  • The U.S. Department of Energy, National Nuclear Security Administration Nevada Field Office (NNSA/NFO) operates the Nevada National Security Site (NNSS) and North Las Vegas Facility (NLVF). From 1951 through 1992, the NNSS was the continental testing location for U.S. nuclear weapons. The release of radionuclides from NNSS activities has been monitored since the initiation of atmospheric testing. Limitations to underground detonations after 1962 greatly reduced radiation exposure to the public surrounding the NNSS. After nuclear testing ended in 1992, NNSS radiation monitoring focused on detecting airborne radionuclides from historically contaminated soils. These radionuclides are derived from re-suspension of soil (primarilymore » by wind) and emission of tritium-contaminated soil moisture through evapotranspiration. Low amounts of legacy-related tritium are also emitted to air at the NLVF, an NNSS support complex in North Las Vegas.
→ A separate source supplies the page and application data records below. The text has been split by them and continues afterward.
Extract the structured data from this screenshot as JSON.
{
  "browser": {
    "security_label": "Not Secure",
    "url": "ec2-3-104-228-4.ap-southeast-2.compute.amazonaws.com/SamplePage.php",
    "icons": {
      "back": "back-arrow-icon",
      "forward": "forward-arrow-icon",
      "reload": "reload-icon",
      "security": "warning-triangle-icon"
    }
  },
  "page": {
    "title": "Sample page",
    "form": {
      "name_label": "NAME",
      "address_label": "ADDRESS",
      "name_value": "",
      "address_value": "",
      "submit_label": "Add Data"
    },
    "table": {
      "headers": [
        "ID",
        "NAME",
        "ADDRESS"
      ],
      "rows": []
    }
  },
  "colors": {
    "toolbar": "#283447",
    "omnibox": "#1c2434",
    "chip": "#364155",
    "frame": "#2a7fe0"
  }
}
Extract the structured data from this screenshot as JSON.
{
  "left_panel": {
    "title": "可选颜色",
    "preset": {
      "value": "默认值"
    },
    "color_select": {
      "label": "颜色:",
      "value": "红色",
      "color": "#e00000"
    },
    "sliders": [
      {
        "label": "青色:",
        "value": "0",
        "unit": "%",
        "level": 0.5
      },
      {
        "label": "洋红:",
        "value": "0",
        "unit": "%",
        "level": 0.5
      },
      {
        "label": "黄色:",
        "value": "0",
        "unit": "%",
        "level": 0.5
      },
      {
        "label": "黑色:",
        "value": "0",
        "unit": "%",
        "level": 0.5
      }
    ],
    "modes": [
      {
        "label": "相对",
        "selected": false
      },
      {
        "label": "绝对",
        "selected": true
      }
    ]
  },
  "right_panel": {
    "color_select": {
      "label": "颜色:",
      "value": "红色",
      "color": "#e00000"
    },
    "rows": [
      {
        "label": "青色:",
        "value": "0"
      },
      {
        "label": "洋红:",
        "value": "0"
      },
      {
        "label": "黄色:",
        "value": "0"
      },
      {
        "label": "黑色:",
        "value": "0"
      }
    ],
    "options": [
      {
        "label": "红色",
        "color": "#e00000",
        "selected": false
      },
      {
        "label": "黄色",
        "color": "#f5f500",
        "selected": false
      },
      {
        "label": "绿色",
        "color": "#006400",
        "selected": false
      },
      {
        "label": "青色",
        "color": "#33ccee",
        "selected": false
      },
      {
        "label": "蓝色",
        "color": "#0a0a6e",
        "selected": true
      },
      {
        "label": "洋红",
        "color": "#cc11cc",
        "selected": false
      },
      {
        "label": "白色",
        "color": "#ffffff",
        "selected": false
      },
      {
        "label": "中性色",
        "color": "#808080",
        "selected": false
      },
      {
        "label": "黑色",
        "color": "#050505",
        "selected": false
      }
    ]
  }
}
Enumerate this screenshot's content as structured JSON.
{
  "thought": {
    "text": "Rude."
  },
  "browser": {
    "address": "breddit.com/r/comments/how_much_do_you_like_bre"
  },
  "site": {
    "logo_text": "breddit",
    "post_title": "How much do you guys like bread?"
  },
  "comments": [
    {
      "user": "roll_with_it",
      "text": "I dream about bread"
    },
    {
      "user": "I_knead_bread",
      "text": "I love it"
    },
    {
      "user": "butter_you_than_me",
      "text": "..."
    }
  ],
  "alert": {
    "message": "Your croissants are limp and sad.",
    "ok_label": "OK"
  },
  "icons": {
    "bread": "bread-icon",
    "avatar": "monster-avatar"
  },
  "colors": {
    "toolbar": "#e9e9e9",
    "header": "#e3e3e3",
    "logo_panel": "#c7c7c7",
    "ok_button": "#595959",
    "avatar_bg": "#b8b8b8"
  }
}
To protect the public from harmful levels of man-made radiation, the Clean Air Act, National Emission Standards for Hazardous Air Pollutants (NESHAP) (Title 40 Code of Federal Regulations [CFR] Part 61 Subpart H) (CFR 2010a) limits the release of radioactivity from a U.S. Department of Energy (DOE) facility to that which would cause 10 millirem per year (mrem/yr) effective dose equivalent to any member of the public. This limit does not include radiation unrelated to NNSS activities. Unrelated doses could come from naturally occurring radioactive elements, from sources such as medically or commercially used radionuclides, or from sources outside of the United States, such as the damaged Fukushima nuclear power plant in Japan in 2011. NNSA/NFO demonstrates compliance with the NESHAP limit by using environmental measurements of radionuclide air concentrations at critical receptor locations on the NNSS (U.S. Environmental Protection Agency [EPA] and DOE 1995). This method was approved by the EPA for use on the NNSS in 2001 (EPA 2001a) and has been the sole method used since 2005. Six locations on the NNSS have been established to act as critical receptor locations to demonstrate compliance with the NESHAP limit. These locations are actually pseudo-critical receptor stations, because no member of the public actually resides at these onsite locations. Compliance is demonstrated if the measured annual average concentration is less than the NESHAP Concentration Levels (CLs) for Environmental Compliance listed in 40 CFR 61, Appendix E, Table 2 (CFR 2010a). For multiple radionuclides, compliance is demonstrated when the sum of the fractions (determined by dividing each radionuclide’s concentration by its CL and then adding the fractions together) is less than 1.0. In 2013, the potential dose from radiological emissions to air, resulting from both current and past NNSS activities, was well below the 10 mrem/yr dose limit. Air sampling data collected at all air monitoring stations had average concentrations of radioactivity that were a fraction of the CL values. Concentrations ranged from 0.2% to a maximum of 10.1% of the allowed NESHAP limit. Because the nearest member of the public resides about 9 kilometers from potential release points on the NNSS, dose to the public would be only a small fraction of the value measured on the NNSS. The potential dose to the public from NLVF emissions was also very low at 0.000011 mrem/yr, more than 900,000 times lower than the 10 mrem/yr limit.« less